The debate over which technique between picking or cutting is better for harvesting wild mushrooms doesn't seem to be leaving us any time soon. Each technique seems to have its own proponents. Those who prefer picking the entire wild mushroom argue that cutting can leave a stump which acts as a disease vector when it rots. On the other hand, proponents of cutting say that it results in higher yield and that the technique doesn't cause too much disruption to the mycelium underground unlike picking.
So, which harvesting technique should you choose between picking or cutting? This article will take a look at each harvesting technique separately so that you can know which one to choose.
There is a consensus in North America which feels that cutting is the better technique for harvesting wild mushrooms. The argument is that cutting does not disturb the root system. A research was conducted on plots that harvested mushroom by cutting it with a knife and pulling it from the soil. It concluded that yields in the cut plots decreased over time while the yields in plots harvested by pulling mushrooms out increased during the study period.
However, another comprehensive study that has been conducted for more than 30 years showed no difference in yields of mushrooms harvested by either cutting or pulling. The reason why cutting is not a preferred harvesting technique is that it leaves a severed mushroom stump, which can become infected by pathogens such as fungi or bacteria.
Though the pulling technique is becoming more popular among foray enthusiasts, it is highly recommended to cut off mushrooms, fruiting in troops (e.g. chanterelles), from their base.
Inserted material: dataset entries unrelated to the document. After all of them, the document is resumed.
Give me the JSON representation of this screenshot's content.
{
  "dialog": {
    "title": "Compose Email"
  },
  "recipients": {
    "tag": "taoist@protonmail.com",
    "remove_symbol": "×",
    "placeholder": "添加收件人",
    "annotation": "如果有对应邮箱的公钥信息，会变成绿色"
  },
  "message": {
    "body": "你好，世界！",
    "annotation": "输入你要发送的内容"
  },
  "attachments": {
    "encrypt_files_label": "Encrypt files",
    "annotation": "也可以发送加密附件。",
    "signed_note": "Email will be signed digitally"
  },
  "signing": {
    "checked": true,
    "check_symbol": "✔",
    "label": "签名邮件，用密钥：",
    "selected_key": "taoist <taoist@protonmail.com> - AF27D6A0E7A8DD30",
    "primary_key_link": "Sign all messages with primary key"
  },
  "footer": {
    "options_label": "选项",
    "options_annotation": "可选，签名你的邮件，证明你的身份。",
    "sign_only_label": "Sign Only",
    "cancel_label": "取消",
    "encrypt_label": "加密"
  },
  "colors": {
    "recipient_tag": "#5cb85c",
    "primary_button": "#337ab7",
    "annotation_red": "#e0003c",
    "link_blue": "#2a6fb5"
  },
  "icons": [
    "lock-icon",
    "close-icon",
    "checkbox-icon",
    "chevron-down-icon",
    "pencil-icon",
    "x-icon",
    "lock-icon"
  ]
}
Cutting bigger mushrooms at the base allows the base itself and smaller mushrooms continue to grow.